According to Lise Waxer: "African salsa points not so much to a return of salsa to African soil (Steward 1999: 157) but to a complex process of cultural appropriation between two regions of the so-called Third World."[13] Since the mid-1990s African artists have also been very active through the super-group Africando, where African and New York musicians mix with leading African singers such as Bambino Diabate, Ricardo Lemvo, Ismael Lo and Salif Keita. It is still common today for an African artist to record a salsa tune, and add their own particular regional touch to it.

Contemporary Afrobeats[edit]

Iyanya during a performance

From early in the 21st century, a new type of sound, originating in Nigeria, has become increasingly prominent in African popular music.[14] This sound was initially referred to simply as 'Naija music' after the common slang term for Nigeria but has become known as Afrobeats. This name echo's Afrobeat, the 1970s fusion of jazz and traditional Nigerian music which is an important influence, but Afrobeats is a largely different style combining influences from Congolese rumba, hip hop and dancehall. Early hits included "African Queen" by 2face Idibia (2004) and "No One Like You" by P-Square (2007).[15][16]

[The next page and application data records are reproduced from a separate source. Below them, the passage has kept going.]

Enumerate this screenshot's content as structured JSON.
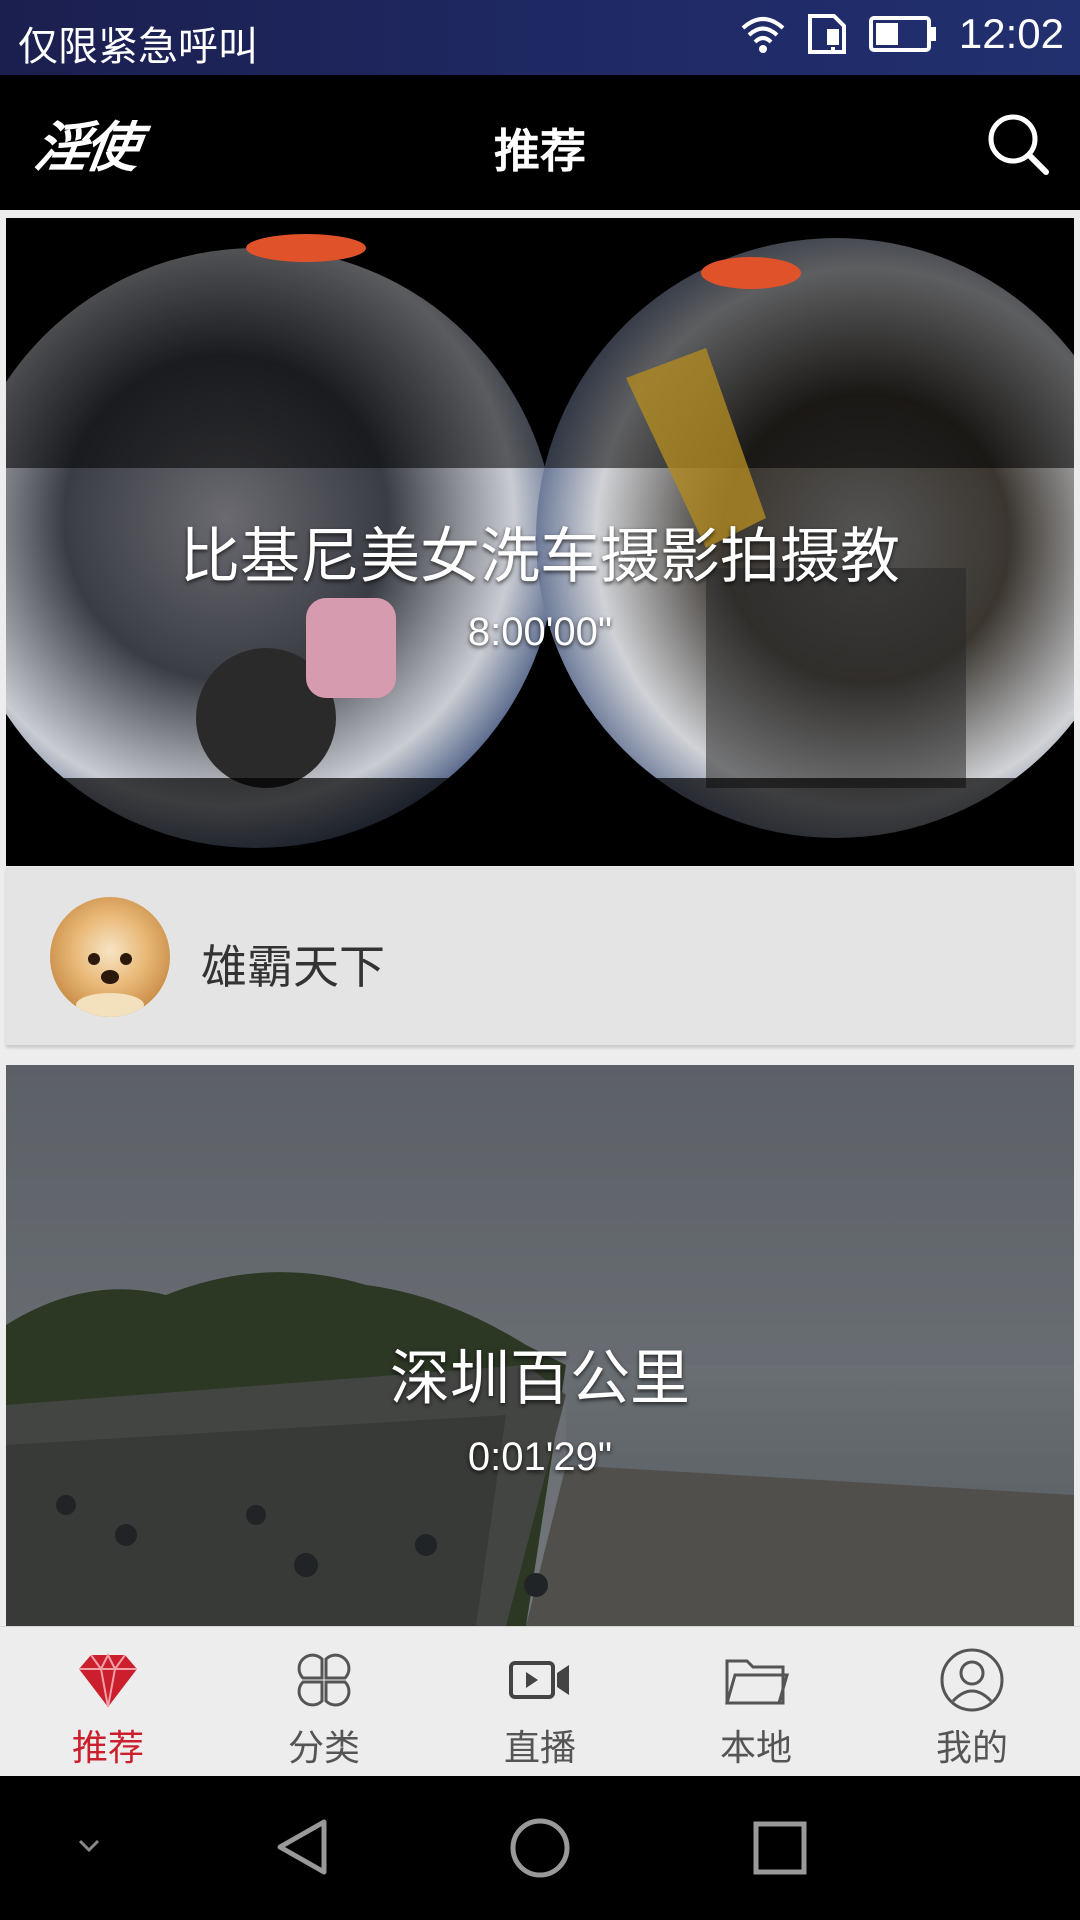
{
  "status_bar": {
    "carrier_text": "仅限紧急呼叫",
    "time": "12:02"
  },
  "header": {
    "logo": "淫使",
    "title": "推荐"
  },
  "feed": [
    {
      "title": "比基尼美女洗车摄影拍摄教",
      "duration": "8:00'00\"",
      "author": "雄霸天下"
    },
    {
      "title": "深圳百公里",
      "duration": "0:01'29\""
    }
  ],
  "bottom_nav": {
    "items": [
      {
        "label": "推荐",
        "icon": "diamond-icon",
        "active": true
      },
      {
        "label": "分类",
        "icon": "grid-icon",
        "active": false
      },
      {
        "label": "直播",
        "icon": "video-camera-icon",
        "active": false
      },
      {
        "label": "本地",
        "icon": "folder-icon",
        "active": false
      },
      {
        "label": "我的",
        "icon": "user-icon",
        "active": false
      }
    ],
    "active_color": "#cc1f2e",
    "inactive_color": "#555555"
  }
}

More recently the Azonto style of dance from Ghana has become closely associated with Afrobeats and more up-tempo songs have become popular. More recent hits include "Bumper2Bumper" by Wande Coal (2008), "Oleku" by Ice Prince (2010) and "Kukere" by Iyanya (2011).

Since 2012, Afrobeats have gained mainstream recognition outside of Africa, especially within the UK. UK hits have included "Oliver Twist" by D'banj which reached 9 in the UK singles charts in 2012, and "Million Pound Girl (Badder Than Bad)" by the British artist Fuse ODG which reached 5 in the UK singles charts in 2014. Afrobeats nightclubs are now primary features of UK's nightlife with clubs opening in most major cities.[17]

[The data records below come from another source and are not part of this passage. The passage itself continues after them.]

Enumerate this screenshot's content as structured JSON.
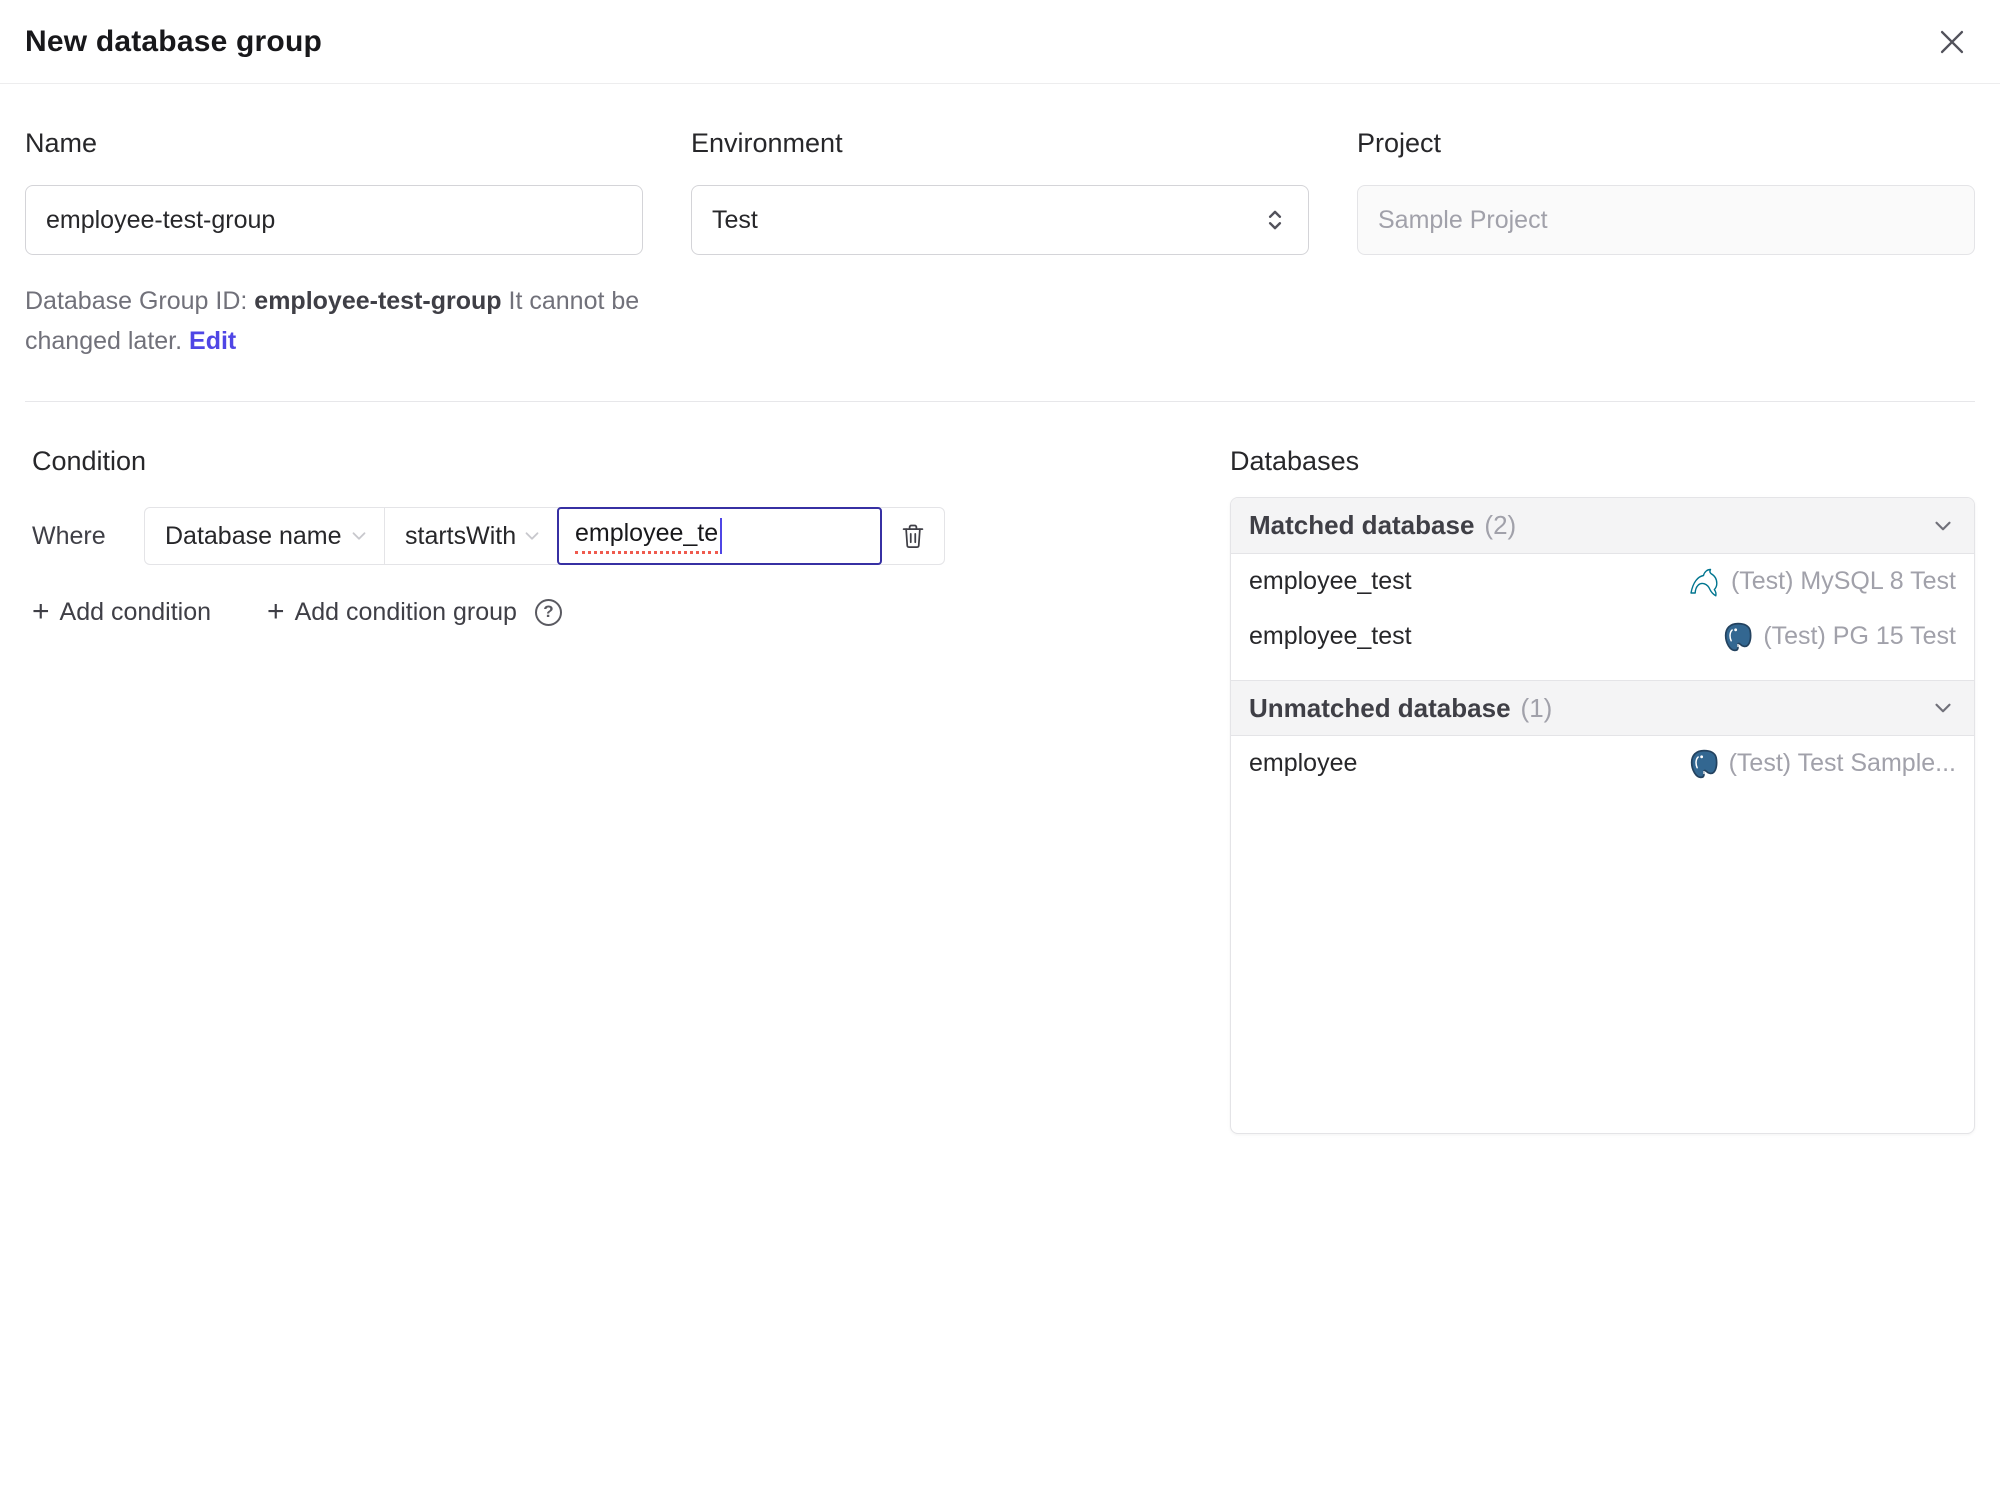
{
  "dialog": {
    "title": "New database group"
  },
  "form": {
    "name": {
      "label": "Name",
      "value": "employee-test-group"
    },
    "environment": {
      "label": "Environment",
      "value": "Test"
    },
    "project": {
      "label": "Project",
      "value": "Sample Project"
    },
    "id_note": {
      "prefix": "Database Group ID:",
      "id": "employee-test-group",
      "suffix": "It cannot be changed later.",
      "edit_label": "Edit"
    }
  },
  "condition": {
    "heading": "Condition",
    "where_label": "Where",
    "field_selected": "Database name",
    "operator_selected": "startsWith",
    "value": "employee_te",
    "plus_glyph": "+",
    "add_condition_label": "Add condition",
    "add_condition_group_label": "Add condition group",
    "help_glyph": "?"
  },
  "databases": {
    "heading": "Databases",
    "matched": {
      "label": "Matched database",
      "count": "(2)",
      "rows": [
        {
          "name": "employee_test",
          "instance": "(Test) MySQL 8 Test",
          "engine": "mysql-icon"
        },
        {
          "name": "employee_test",
          "instance": "(Test) PG 15 Test",
          "engine": "postgres-icon"
        }
      ]
    },
    "unmatched": {
      "label": "Unmatched database",
      "count": "(1)",
      "rows": [
        {
          "name": "employee",
          "instance": "(Test) Test Sample...",
          "engine": "postgres-icon"
        }
      ]
    }
  },
  "colors": {
    "accent_indigo": "#4f46e5",
    "focus_border": "#3730a3",
    "spellcheck_red": "#ef5a4e",
    "section_header_bg": "#f4f4f5",
    "muted_text": "#a1a1aa",
    "mysql_teal": "#00758f",
    "postgres_blue": "#336791"
  }
}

Genres[edit]

Genres of African popular music include:

See also[edit]

References[edit]

  1. ^ "African on your street: Glossary (BBC)"
  2. ^ Love, Dave. "Miriam Makeba". JazzTimes. Retrieved 8 August 2014. 
  3. ^ D'Ambrosio, Antonio (9 January 2013). "How the Creative Response of Artists and Activists Can Transform the World". The Nation (The Nation Company, L.P.). Retrieved 9 August 2014. 
  4. ^ DeWitt, Karen (11 October 2011). "Miriam Makeba, The Accidental Activist". Legacy.com. Retrieved 8 August 2014. 
  5. ^ Ruhlmann, William. "Miriam Makeba". Allmusic. Rovi Corporation. Retrieved 8 August 2014. 
  6. ^ Howden, Daniel (10 November 2008). "Miriam Makeba - the Empress of Africa". The Independent (London). Retrieved 8 August 2014. 
  7. ^ Nigerian musician Segun Bucknor: "Latin American music and our music is virtually the same"—quoted by Collins 1992 p. 62
  8. ^ The Encyclopedia of Africa v. 1. 2010 p. 407.
  9. ^ Roberts, John Storm. Afro-Cuban Comes Home: The Birth and Growth of Congo Music. Original Music cassette tape (1986).
  10. ^ Roberts 1986. 20: 50. Afro-Cuban Comes Home: The Birth and Growth of Congo Music.
  11. ^ Kubik 1999 p. 105. Africa and the Blues. Jackson, MI: University Press of Mississippi. ISBN 1-57806-145-8.
  12. ^ Stapleton 1990 116-117. African Rock: The Pop Music of a Continent. New York: Dutton.
  13. ^ Waxer 2002 p. 12. Situating Salsa: Global Markets and Local Meanings in Latin Popular Music. Routledge. ISBN 0-8153-4020-6
  14. ^ Guide to Nigeria's Afrobeats stars, BBC, http://www.bbc.co.uk/news/world-africa-26770178
  15. ^ "How Nigeria's Afrobeats are redefining the sound of Africa". The Guardian. 24 April 2014. Retrieved 4 August 2014. 
  16. ^ Drake, David. "Say Yes: How a Michelle, Beyoncé and Kelly Gospel Record Points to Pop Music’s Nigerian Future". The Fader. Retrieved 4 August 2014. 
  17. ^ http://bristolafrobeats.com/about-bristol-afrobeats/